WORK REQUIRED
Return the data below exactly, minus the pictures.

Page and application data records
☆ ☆ ☆

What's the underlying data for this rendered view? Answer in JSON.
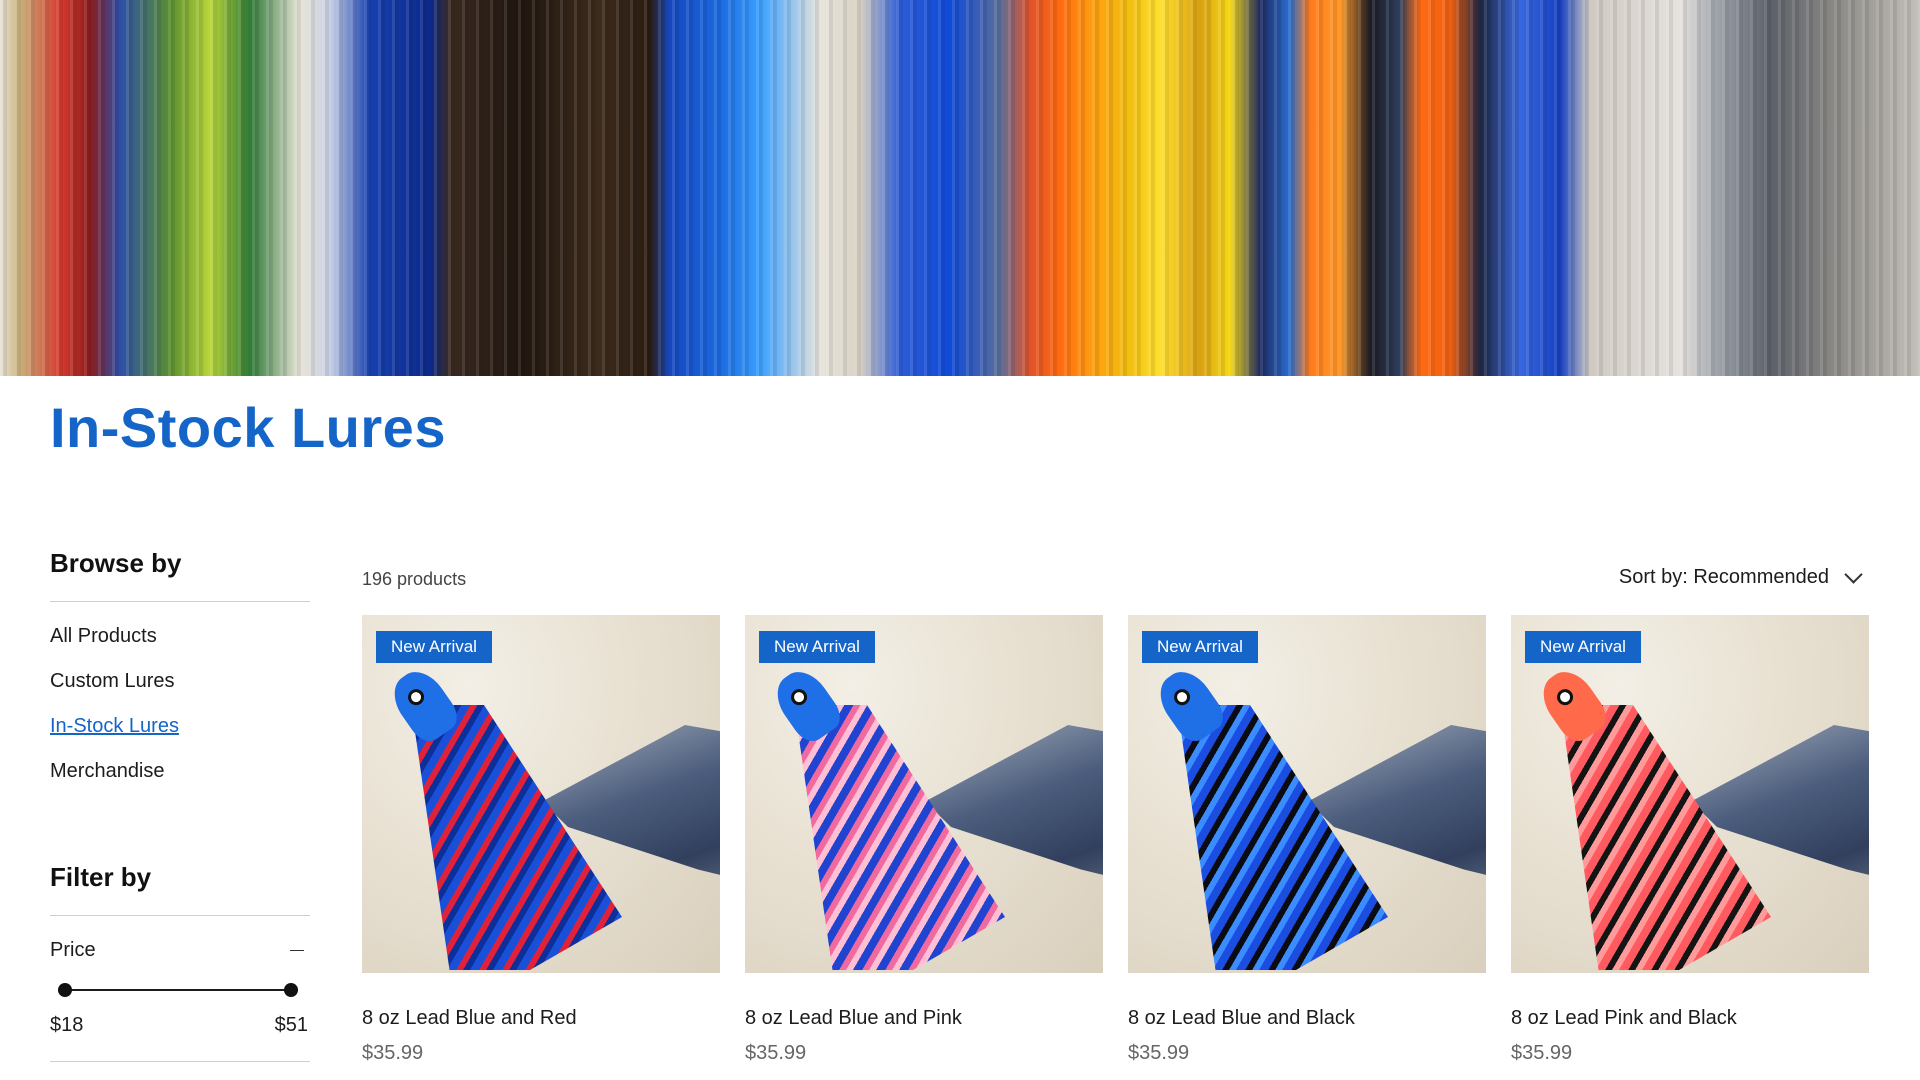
{
  "page": {
    "title": "In-Stock Lures"
  },
  "sidebar": {
    "browse_heading": "Browse by",
    "browse_items": [
      "All Products",
      "Custom Lures",
      "In-Stock Lures",
      "Merchandise"
    ],
    "active_item": "In-Stock Lures",
    "filter_heading": "Filter by",
    "price": {
      "label": "Price",
      "min": "$18",
      "max": "$51",
      "range_selected": [
        0,
        1
      ]
    }
  },
  "listing": {
    "count": "196 products",
    "sort_label": "Sort by: Recommended",
    "products": [
      {
        "badge": "New Arrival",
        "name": "8 oz Lead Blue and Red",
        "price": "$35.99",
        "head_color": "#1f6fe6",
        "skirt_colors": [
          "#1a4fd8",
          "#e0213a",
          "#0d2f9a"
        ]
      },
      {
        "badge": "New Arrival",
        "name": "8 oz Lead Blue and Pink",
        "price": "$35.99",
        "head_color": "#1f6fe6",
        "skirt_colors": [
          "#2144d0",
          "#f06aa0",
          "#ffc0d6"
        ]
      },
      {
        "badge": "New Arrival",
        "name": "8 oz Lead Blue and Black",
        "price": "$35.99",
        "head_color": "#1f6fe6",
        "skirt_colors": [
          "#1b4ee0",
          "#0b0b14",
          "#3a8cff"
        ]
      },
      {
        "badge": "New Arrival",
        "name": "8 oz Lead Pink and Black",
        "price": "$35.99",
        "head_color": "#ff6a4a",
        "skirt_colors": [
          "#ff5a60",
          "#141414",
          "#ff9a9a"
        ]
      }
    ]
  }
}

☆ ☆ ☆

RESPONSE TO THE EXERCISE
What's the underlying data for this rendered view? Answer in JSON.
{
  "page": {
    "title": "In-Stock Lures"
  },
  "sidebar": {
    "browse_heading": "Browse by",
    "browse_items": [
      "All Products",
      "Custom Lures",
      "In-Stock Lures",
      "Merchandise"
    ],
    "active_item": "In-Stock Lures",
    "filter_heading": "Filter by",
    "price": {
      "label": "Price",
      "min": "$18",
      "max": "$51",
      "range_selected": [
        0,
        1
      ]
    }
  },
  "listing": {
    "count": "196 products",
    "sort_label": "Sort by: Recommended",
    "products": [
      {
        "badge": "New Arrival",
        "name": "8 oz Lead Blue and Red",
        "price": "$35.99",
        "head_color": "#1f6fe6",
        "skirt_colors": [
          "#1a4fd8",
          "#e0213a",
          "#0d2f9a"
        ]
      },
      {
        "badge": "New Arrival",
        "name": "8 oz Lead Blue and Pink",
        "price": "$35.99",
        "head_color": "#1f6fe6",
        "skirt_colors": [
          "#2144d0",
          "#f06aa0",
          "#ffc0d6"
        ]
      },
      {
        "badge": "New Arrival",
        "name": "8 oz Lead Blue and Black",
        "price": "$35.99",
        "head_color": "#1f6fe6",
        "skirt_colors": [
          "#1b4ee0",
          "#0b0b14",
          "#3a8cff"
        ]
      },
      {
        "badge": "New Arrival",
        "name": "8 oz Lead Pink and Black",
        "price": "$35.99",
        "head_color": "#ff6a4a",
        "skirt_colors": [
          "#ff5a60",
          "#141414",
          "#ff9a9a"
        ]
      }
    ]
  }
}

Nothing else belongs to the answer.